The entire workscope is complicated because it’s not just the trolley wire. We also had to cut feeder lines (larger power distribution cables) as well as negative returns on the south side of Gerrard and these need to be restored which is more significant than the trolley wire and span wires. This is more than half of the overall work.
One of the sidewalk poles right next to burned building that suspends our wires (plus hydro, traffic lights) should also be replaced. Not overly complex but additional work. And since this is what holds up (literally and figuratively) other aspects of overhead work there is a logical sequence that needs to be followed.
The trolley wire and spans are somewhat straightforward. The offset of Gerrard Street at the Broadview intersection adds a bit of challenge, but it’s not too serious. The fact that it’s not exactly straight just another wrinkle on top of something already difficult. Choosing to do the curve later probably saves us a shift (shift and a half maximum) but we would need a closure at a later date to complete it and we’re just deferring that amount of “pain”. The deferred closure would of course be longer than a shift because we would need to remobilize.
Although nobody likes to hear it, we also have human resource constraints and labour laws to follow. The work involves multiple crews working simultaneously throughout the process and we need to ensure they are getting the legal amount of time off between shifts.
Executive Director –
Toronto Transit Commission
I followed up asking whether the intersection would be built “pantograph friendly”, but it turns out that the design work for this location has not been done yet.
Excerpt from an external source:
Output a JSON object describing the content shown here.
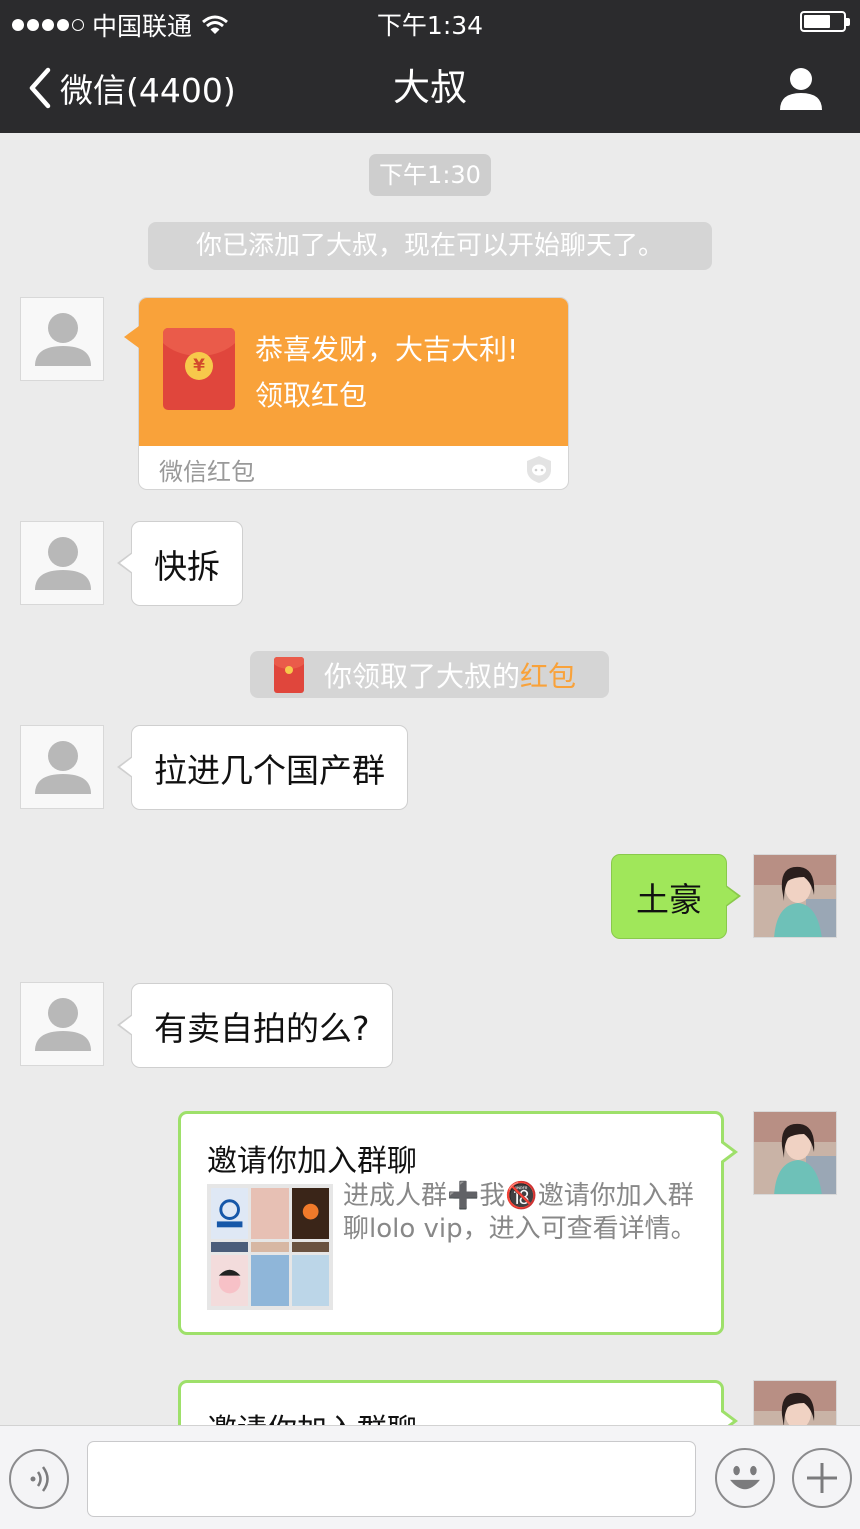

The intersection will be rebuilt with standard overhead and converted at a future date.
When the City gives the TTC clearance to begin working, the TTC will issue an updated notice about the diversions.